A card from the short-lived Parker & Watts Circus, 1938-39.
The Parker & Watts Circus was a short-lived show operating in 1938-39. This Christmas card was mailed by Mr. & Mrs. Ira M. Watts. Ira Watts was co-owner with Charles W. Parker. The card is valued at $20-25.
An Al G. Barnes card from the 1930s.
Al G. Barnes was a wild animal circus that wintered in California. This card is from the 1930s. S.L. Cronin was manager of the show, which was owned by Ringling Bros. and Barnum & Bailey. This card is valued at about $10.
An Al G. Barnes from the 1930s.
The inside of the Al G. Kelly & Miller Bros. Circus card.
The front of the 1986 Christmas card for Carson & Barnes Circus.
The inside of the Carson & Barnes Circus 1986 Christmas card.
This 1986 Christmas card for Carson & Barnes Circus has an image on the front of the show in Milwaukee, Wis. where it played in conjunction with the Great Circus Parade. The show was billed as a five-ring circus. The card is signed from the Millers & Byrds. D.R. & Isla Miller and Barbara & Geary Byrd were co-owners of the show.Al G. Kelly & Miller Bros. This circus was billed as the “2nd Largest Circus” and this card from the 1950s is valued at about $5.
A Ringling Bros. and Barnum & Bailey card from 1932.
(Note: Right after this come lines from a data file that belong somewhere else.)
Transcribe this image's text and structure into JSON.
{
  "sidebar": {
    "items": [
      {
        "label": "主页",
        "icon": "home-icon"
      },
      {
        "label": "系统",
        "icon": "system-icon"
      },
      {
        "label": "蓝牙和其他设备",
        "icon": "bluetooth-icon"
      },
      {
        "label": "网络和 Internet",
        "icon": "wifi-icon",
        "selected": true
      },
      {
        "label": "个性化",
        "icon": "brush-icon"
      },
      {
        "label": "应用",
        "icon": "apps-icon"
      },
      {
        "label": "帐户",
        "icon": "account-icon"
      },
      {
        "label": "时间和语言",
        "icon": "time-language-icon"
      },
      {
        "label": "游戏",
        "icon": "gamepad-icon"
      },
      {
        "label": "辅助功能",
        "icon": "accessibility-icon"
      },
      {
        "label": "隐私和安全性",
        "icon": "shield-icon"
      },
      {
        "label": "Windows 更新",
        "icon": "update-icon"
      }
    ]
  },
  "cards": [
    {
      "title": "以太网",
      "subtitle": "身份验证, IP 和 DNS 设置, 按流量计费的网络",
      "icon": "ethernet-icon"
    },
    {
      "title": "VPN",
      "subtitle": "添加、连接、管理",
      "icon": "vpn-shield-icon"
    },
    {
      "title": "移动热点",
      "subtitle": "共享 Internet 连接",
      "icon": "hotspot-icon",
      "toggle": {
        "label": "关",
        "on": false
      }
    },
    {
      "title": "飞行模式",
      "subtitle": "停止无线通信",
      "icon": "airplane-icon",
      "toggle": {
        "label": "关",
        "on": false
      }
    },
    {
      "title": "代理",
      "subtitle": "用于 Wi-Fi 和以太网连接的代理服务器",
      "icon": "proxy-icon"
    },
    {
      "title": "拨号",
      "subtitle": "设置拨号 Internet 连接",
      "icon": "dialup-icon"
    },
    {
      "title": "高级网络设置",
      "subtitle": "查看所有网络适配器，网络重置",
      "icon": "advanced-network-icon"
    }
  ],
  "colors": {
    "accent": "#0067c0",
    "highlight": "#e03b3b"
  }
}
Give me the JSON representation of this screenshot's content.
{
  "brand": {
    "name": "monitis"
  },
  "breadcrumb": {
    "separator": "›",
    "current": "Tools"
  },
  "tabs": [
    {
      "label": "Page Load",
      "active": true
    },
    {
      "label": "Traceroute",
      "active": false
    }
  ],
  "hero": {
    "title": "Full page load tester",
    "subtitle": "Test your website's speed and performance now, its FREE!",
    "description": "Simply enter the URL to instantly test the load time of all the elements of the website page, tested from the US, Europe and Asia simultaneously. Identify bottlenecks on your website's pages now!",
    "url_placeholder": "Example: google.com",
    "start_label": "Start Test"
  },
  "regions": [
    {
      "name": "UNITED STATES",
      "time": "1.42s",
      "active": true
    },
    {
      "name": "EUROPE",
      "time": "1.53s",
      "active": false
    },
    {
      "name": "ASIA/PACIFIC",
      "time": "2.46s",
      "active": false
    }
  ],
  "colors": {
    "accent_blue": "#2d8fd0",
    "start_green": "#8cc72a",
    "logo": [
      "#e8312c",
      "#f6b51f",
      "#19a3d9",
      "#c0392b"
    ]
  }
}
The inside of the 1932 Christmas card from Ringling Bros. and Barnum & Bailey.
The 1980 Ringling Bros. and Barnum card that also features the logos of the Ice Follies and Holiday on Ice, Disney On Ice and the Siegfried & Roy magic show.
All of the logos on this card are engraved. In 1980 Ringling Bros. and Barnum bought Ice Follies and Holiday on Ice and combined the shows. In 1981 Disney On Ice made its first appearance. The Felds were also producing the Siegfried & Roy magic show in Las Vegas. This card has the names Irvin Feld, Kenneth Feld, Allen Bloom, Earl Duryea. The Felds were producers and owners of the show. Bloom and Duryea held top management positions. The card has a value of about $15-20.
The Living Unicorn, featured in the 115th Edition of The Greatest Show On Earth, is on the front of the card.
The inside has Santa’s sleigh being pulled by circus animals with a Ringling elephant leading the way.
This multi-panel card was used in 1985 by Feld Entertainment.
Ringling Bros. and Barnum & Bailey Christmas Cards often feature very elaborate, original artwork. These two illustrations show the front and inside of a card from the mid 1980s. The Living Unicorn, featured in the 115th Edition of The Greatest Show On Earth, is on the front of the card. The inside has Santa’s sleigh being pulled by circus animals with a Ringling elephant leading the way. Inside the sleigh with Santa you see wild animal trainer Gunther Gebel-Williams, clown Frosty Little, Siegfried & Roy and Mickey Mouse. Value is $5-10.
Cards with several panels have been used by Feld Entertainment to showcase their many attractions. This multi-panel card was used in 1985. The various panels feature posters of the shows: Ringling-Barnum two units (Celebrating 100 Years of Ringling Bros. and The Living Unicorn), Siegfried & Roy Beyond Belief, Walt Disney’s World On Ice and Walt Disney’s Magic Kingdom On Ice. Value is $5-10.
Larry Kellogg is a Worthologist specializing in circus memorabilia.
WorthPoint—Discover Your Hidden Wealth
(Visited 159 times, 1 visits today)